Opposition lawmaker Raymond Chan becomes first to say he intends to exit Hong Kong’s Legislative Council rather than serve extended term
- Chan meets Legco president Andrew Leung to explain his intentions, following up on a letter sent earlier to staff members
- The lawmaker says the move cannot be called a resignation given the Basic Law’s traditional four-year limit and he expects his end-of-term gratuity
Wednesday’s face-to-face discussion was intended to sort out a number of outstanding issues, according to Chan, including arrangements involving his end-of-term gratuity and allowances.
“This cannot be said to be a resignation. I have finished my term as a legislator, which started in 2016,” said Chan, the city’s first openly gay lawmaker, who has, among other things, advocated for greater LGBT rights.

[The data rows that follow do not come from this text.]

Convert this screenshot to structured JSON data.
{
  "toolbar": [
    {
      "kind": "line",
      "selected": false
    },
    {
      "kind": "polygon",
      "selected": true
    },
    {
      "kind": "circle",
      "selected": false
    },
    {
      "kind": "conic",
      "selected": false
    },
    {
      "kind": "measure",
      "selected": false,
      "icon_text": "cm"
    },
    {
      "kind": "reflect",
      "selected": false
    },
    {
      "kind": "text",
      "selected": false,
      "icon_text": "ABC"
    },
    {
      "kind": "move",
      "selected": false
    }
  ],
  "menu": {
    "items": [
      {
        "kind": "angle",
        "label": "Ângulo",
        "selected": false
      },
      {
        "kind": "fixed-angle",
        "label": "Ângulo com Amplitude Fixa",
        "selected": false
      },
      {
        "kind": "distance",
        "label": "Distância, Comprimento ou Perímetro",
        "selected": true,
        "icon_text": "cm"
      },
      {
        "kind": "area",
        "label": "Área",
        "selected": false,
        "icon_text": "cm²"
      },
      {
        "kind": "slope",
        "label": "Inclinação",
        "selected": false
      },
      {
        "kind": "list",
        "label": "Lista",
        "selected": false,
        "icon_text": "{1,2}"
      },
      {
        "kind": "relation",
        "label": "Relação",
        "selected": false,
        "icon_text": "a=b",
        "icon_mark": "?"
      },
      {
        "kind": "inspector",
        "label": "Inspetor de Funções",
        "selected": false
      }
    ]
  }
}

The move sparked criticisms that it represented a breach of the Basic Law, the city’s mini-constitution, which sets the duration of each term at four years. Beijing stepped in at the local government’s request, ruling the current term of Legco members would be extended by at least one more year.
Most opposition lawmakers have shown an inclination to stay in Legco to block controversial government proposals, but some – including Chan – have argued for a collective boycott of an extended term they said violated democratic principles.

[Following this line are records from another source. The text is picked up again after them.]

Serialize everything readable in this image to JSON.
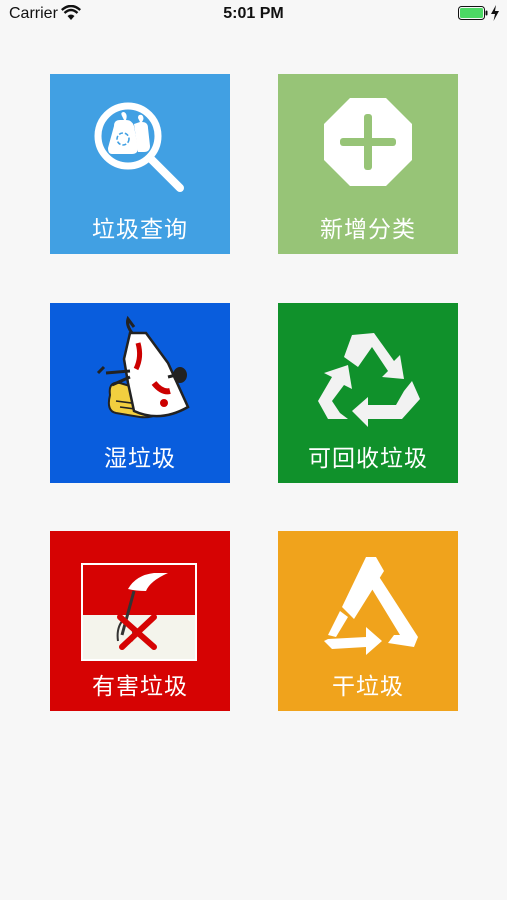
{
  "status_bar": {
    "carrier": "Carrier",
    "time": "5:01 PM",
    "battery_level": 1.0
  },
  "tiles": [
    {
      "label": "垃圾查询",
      "color": "#41a0e3",
      "icon": "search-bag-icon"
    },
    {
      "label": "新增分类",
      "color": "#97c477",
      "icon": "plus-octagon-icon"
    },
    {
      "label": "湿垃圾",
      "color": "#095ddd",
      "icon": "food-waste-icon"
    },
    {
      "label": "可回收垃圾",
      "color": "#10912b",
      "icon": "recycle-icon"
    },
    {
      "label": "有害垃圾",
      "color": "#d60303",
      "icon": "hazardous-flag-icon"
    },
    {
      "label": "干垃圾",
      "color": "#f0a31c",
      "icon": "residual-triangle-icon"
    }
  ]
}
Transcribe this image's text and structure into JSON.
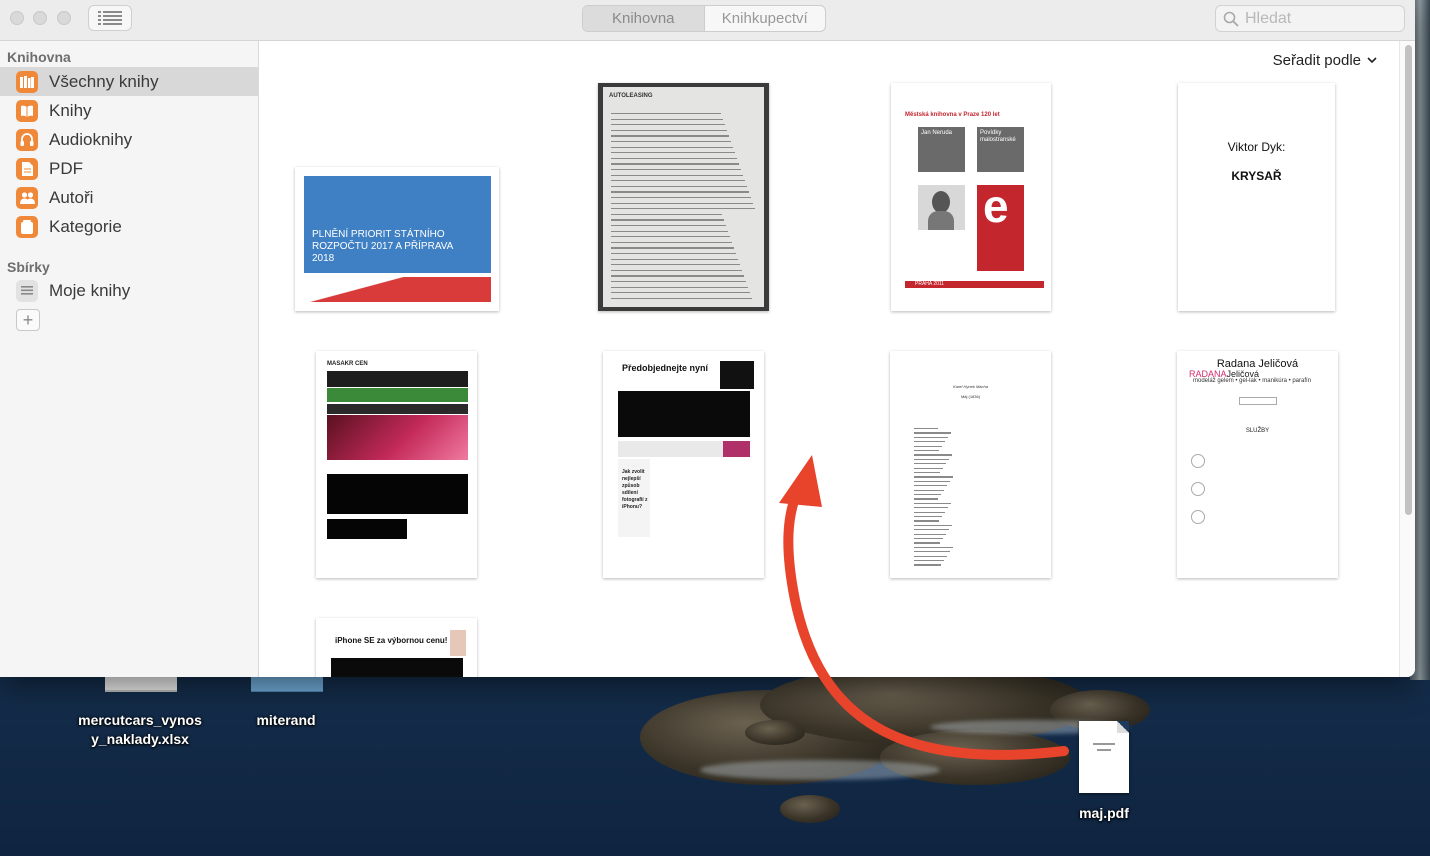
{
  "window": {
    "tabs": [
      "Knihovna",
      "Knihkupectví"
    ],
    "search_placeholder": "Hledat",
    "sort_label": "Seřadit podle"
  },
  "sidebar": {
    "library_heading": "Knihovna",
    "library_items": [
      {
        "label": "Všechny knihy",
        "icon": "all-books-icon"
      },
      {
        "label": "Knihy",
        "icon": "book-icon"
      },
      {
        "label": "Audioknihy",
        "icon": "headphones-icon"
      },
      {
        "label": "PDF",
        "icon": "pdf-icon"
      },
      {
        "label": "Autoři",
        "icon": "authors-icon"
      },
      {
        "label": "Kategorie",
        "icon": "category-icon"
      }
    ],
    "collections_heading": "Sbírky",
    "collection_items": [
      {
        "label": "Moje knihy",
        "icon": "list-icon"
      }
    ],
    "add_symbol": "+"
  },
  "books": {
    "b1": {
      "title": "PLNĚNÍ PRIORIT STÁTNÍHO ROZPOČTU 2017 A PŘÍPRAVA 2018"
    },
    "b2": {
      "header": "AUTOLEASING"
    },
    "b3": {
      "header": "Městská knihovna v Praze 120 let",
      "author": "Jan Neruda",
      "work": "Povídky malostranské",
      "footer": "PRAHA 2011",
      "logo_letter": "e"
    },
    "b4": {
      "author": "Viktor Dyk:",
      "title": "KRYSAŘ"
    },
    "b5": {
      "header": "MASAKR CEN"
    },
    "b6": {
      "header": "Předobjednejte nyní",
      "body": "Jak zvolit nejlepší způsob sdílení fotografií z iPhonu?"
    },
    "b7": {
      "author": "Karel Hynek Mácha",
      "title": "Máj (1836)"
    },
    "b8": {
      "name": "Radana Jeličová",
      "brand": "RADANA",
      "brand2": "Jeličová",
      "tagline": "modeláž gelem • gel-lak • manikúra • parafín",
      "section": "SLUŽBY"
    },
    "b9": {
      "header": "iPhone SE za výbornou cenu!"
    }
  },
  "desktop": {
    "files": [
      {
        "label": "mercutcars_vynos y_naklady.xlsx"
      },
      {
        "label": "miterand"
      },
      {
        "label": "maj.pdf"
      }
    ]
  },
  "colors": {
    "accent_orange": "#f0883a",
    "arrow_red": "#e8442c",
    "selected_bg": "#d8d8d8"
  }
}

Eddie Chu Hoi-dick, another localist lawmaker who also called for a boycott, reposted Chan’s letter to his own Facebook page on Tuesday, saying he would side with him.
When approached by the Post, Chu only said he would focus on planning ahead for events after October 1, the day after the current term ends. He declined to specifically address whether he was stepping down.

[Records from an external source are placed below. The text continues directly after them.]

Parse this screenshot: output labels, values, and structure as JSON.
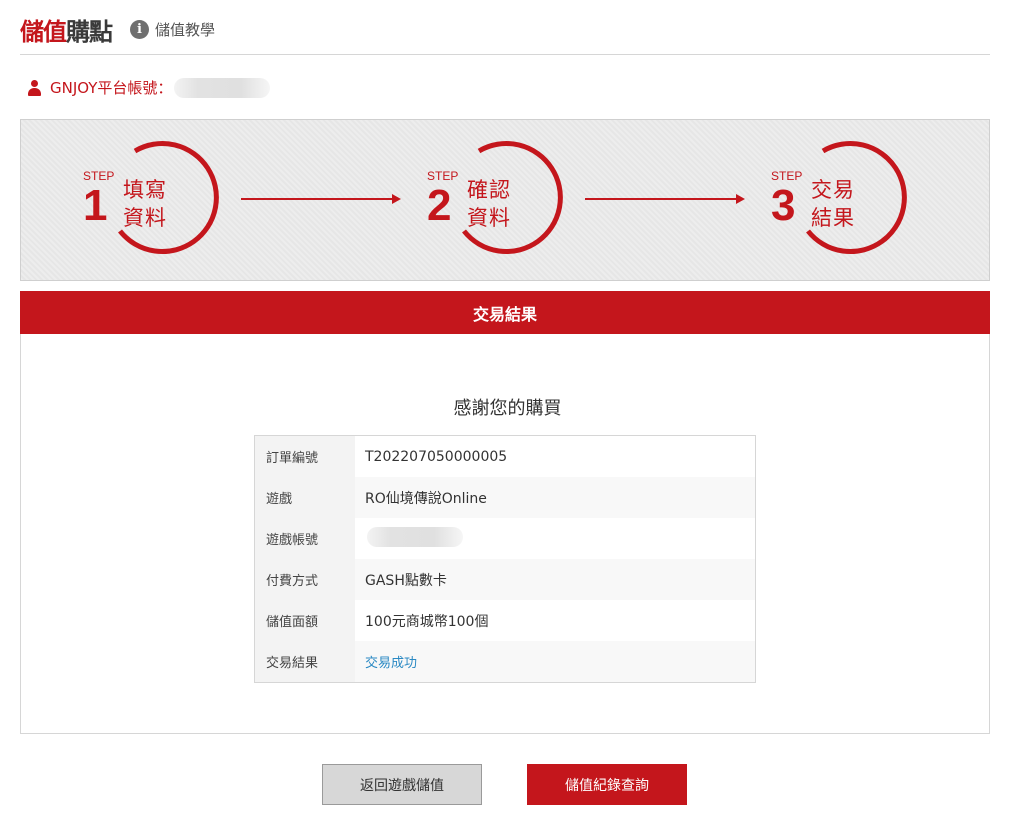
{
  "header": {
    "title_part1": "儲值",
    "title_part2": "購點",
    "tutorial_icon": "info-icon",
    "tutorial_label": "儲值教學"
  },
  "account": {
    "icon": "user-icon",
    "label": "GNJOY平台帳號："
  },
  "steps": [
    {
      "tag": "STEP",
      "number": "1",
      "line1": "填寫",
      "line2": "資料"
    },
    {
      "tag": "STEP",
      "number": "2",
      "line1": "確認",
      "line2": "資料"
    },
    {
      "tag": "STEP",
      "number": "3",
      "line1": "交易",
      "line2": "結果"
    }
  ],
  "result": {
    "panel_title": "交易結果",
    "thanks": "感謝您的購買",
    "rows": [
      {
        "key": "訂單編號",
        "value": "T202207050000005"
      },
      {
        "key": "遊戲",
        "value": "RO仙境傳說Online"
      },
      {
        "key": "遊戲帳號",
        "value": ""
      },
      {
        "key": "付費方式",
        "value": "GASH點數卡"
      },
      {
        "key": "儲值面額",
        "value": "100元商城幣100個"
      },
      {
        "key": "交易結果",
        "value": "交易成功"
      }
    ]
  },
  "buttons": {
    "back": "返回遊戲儲值",
    "query": "儲值紀錄查詢"
  },
  "colors": {
    "brand_red": "#c4161c",
    "success_blue": "#2a89c3"
  }
}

Chan has said all along he does not represent the mainstream views of the opposition camp, but he put his plan on hold after the Democratic Party, the opposition camp’s largest, said they would leave the issues up to voters by commissioning a survey. That solution was also backed by the Civic Party.
Chan said on Wednesday there was one way he would remain in his seat – if all other lawmakers would abide by the results of the survey, which he did not believe would happen.
“I can’t see all or even a majority of them indicating they would [abide by the vote],” said Chan, who predicted the odds for that happening were slim. “So I’m following my own schedule.”
Democratic Party chairman Wu Chi-wai said it was only his party’s role to handle the poll, and that it was up to other opposition lawmakers to make their own decisions.
“Everyone has their own view,” Wu said.
Chan said he also expected legal issues to rise due to the extension of the term. He reiterated he had already completed his four-year term and therefore was entitled to the gratuity promised – a bonus payment granted at lawmakers’ end of service – warning the government should not consider his decision to forego the extended term a breach of contract.
Hong Kong elections: opposition torn between boycotting Legislative Council and sticking around to stage fierce fight
The Legco commission – which oversees the council’s administrative wing – had written to the government seeking advice and would make a decision after they had heard back, Chan added.
Hong Kong leader Carrie Lam Cheng Yuet-ngor unveiled her plan to postpone the election at the height of the city’s third wave of pandemic on July 31, citing the public health risk. Opposition lawmakers and critics at the time said the move was motivated more by political considerations than Covid-19.
They argued the government feared the pro-establishment camp would be put at a disadvantage by anti-government sentiment arising from last year’s protests, which were sparked by its attempt to enact an extradition bill.
Asked on Tuesday why elections could not be moved forward if students were being allowed to return to school in late September, Lam said that organising the vote would be a more complex endeavour and would need to factor in the time it took for candidates to run campaigns.